The first thing to point out when considering what motivates such extreme action is that it is not in the least bit relevant whether the fears and resentments are justified.
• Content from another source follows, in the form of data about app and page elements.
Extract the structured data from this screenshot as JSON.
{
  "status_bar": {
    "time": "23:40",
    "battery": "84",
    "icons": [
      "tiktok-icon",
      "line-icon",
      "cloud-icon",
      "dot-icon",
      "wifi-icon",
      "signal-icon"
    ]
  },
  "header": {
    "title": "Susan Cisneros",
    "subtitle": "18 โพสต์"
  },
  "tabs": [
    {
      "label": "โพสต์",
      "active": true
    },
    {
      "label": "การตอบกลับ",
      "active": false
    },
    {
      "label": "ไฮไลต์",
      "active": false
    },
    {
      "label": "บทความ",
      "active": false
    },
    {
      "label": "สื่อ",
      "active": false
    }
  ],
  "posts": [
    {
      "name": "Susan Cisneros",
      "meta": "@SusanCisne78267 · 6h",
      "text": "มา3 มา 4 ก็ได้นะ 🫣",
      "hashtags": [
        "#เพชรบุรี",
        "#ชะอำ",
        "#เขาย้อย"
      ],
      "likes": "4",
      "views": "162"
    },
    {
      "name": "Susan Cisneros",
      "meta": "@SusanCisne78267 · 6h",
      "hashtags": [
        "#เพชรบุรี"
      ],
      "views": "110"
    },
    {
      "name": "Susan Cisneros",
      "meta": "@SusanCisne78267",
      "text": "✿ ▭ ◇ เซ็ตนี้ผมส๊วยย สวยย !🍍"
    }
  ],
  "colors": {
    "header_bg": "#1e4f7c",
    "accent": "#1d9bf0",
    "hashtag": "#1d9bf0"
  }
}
People are motivated by what they believe to be true not by what is actually true, and in backwoods America there is widespread resentment against a governmental system that is seen to be overbearing, particularly through the actions of such agencies as the Internal Revenue Service, the Bureau of Alcohol, Tobacco and firearms, and the Federal Bureau of Investigation.

This feeling is exacerbated by the fact that minority groups that are considered less-deserving are seen to be pampered by the system.

The resentment of the conservative outsiders is further fueled by the proliferation of conspiracy theories (at the heart of which there is often more than a germ of truth) about the manipulation of American foreign and domestic policy by powerful and shadowy groups of Establishment insiders.

It is felt that administrations of all colours, certainly since Ronald Reagan gave way to George Bush, are manipulated by these interests and that the normal political process is no longer able to rectify what is wrong with America.

The Clinton Record

To all this is added the widely circulated reports about the misconduct – and worse – of President Clinton.

It is generally believed in conservative circles in the United States that President Clinton and his entourage are up to everything from drug running to murder, including killing White House aide Vince Foster (who is officially said to have committed suicide) and Commerce Secretary Ron Brown (whose plane crashed in Croatia) in order to prevent the exposure of past crimes.

Against such a background it is not difficult to see how the outsider is able to justify to himself the taking of unlawful action – even to the extent of shedding innocent blood.

The wider issues

But motive is not everything. Opportunity plays its part, and never have the opportunities for terrorism been better. Importantly, this point applies throughout the industrial world and not just in the United States.

Provided the target is a soft one, terrorism requires neither a great deal of money nor great expertise – and returns in terms of damage and created publicity received can be enormous.(The last IRA bomb in London caused $150M worth of damage – and it would be almost impossible to calculate how much a commercial operation would have to spend on advertising to get the amount of media coverage that the Atlanta bomb received.)

Furthermore, the downside risk is seen to be outweighed by the potential rewards. Anyone misguided enough to believe that their cause justifies the indiscriminate taking of innocent lives would not have trouble in persuading themselves that one day they might join the long list of terrorists now feted in the White House and Buckingham Palace.

Second article:

“Peace Treaties Do Not Mean Peace.” – 6 Oct 1995)

The lesson of history is that peace treaties are just so much paper. Peace is kept by the balance of power, not fine words. The latest accord with the PLO and Israel will be no exception and needs to be judged by the measures of realpolitik not romantic idealism.

…The romantics should re-read the history of the Locarno pact, the series of diplomatic documents that were initialized in Locarno Switzerland on 16 Oct 1925 and formally signed in London on 1 Dec 1925. There has never been a more handsome treaty. Germany, Belgium, and France bound themselves to recognize as inviolable their existing mutual frontiers and the demilitarization of the Rhineland. The three countries further pledged that in no case would they attack, invade, or resort to war against one another. All these obligations were guaranteed by Italy and England.

An in case that was not enough, by the Kellogg Pact of 1928 the world’s nations renounced war as an instrument of policy. Neither document prevented the most- destructive war in history.

Pretty damn good thinking and reporting for two decades ago. Why do I post this? Because I love among and write about the “Backwoods America De Courcy writes about and because all the sorts of things he is reporting two decades ago are common topics of discussion — not domestic terrorism – but massive social discontent and an integral part of the fabric of the people and stories I write about. Think about it.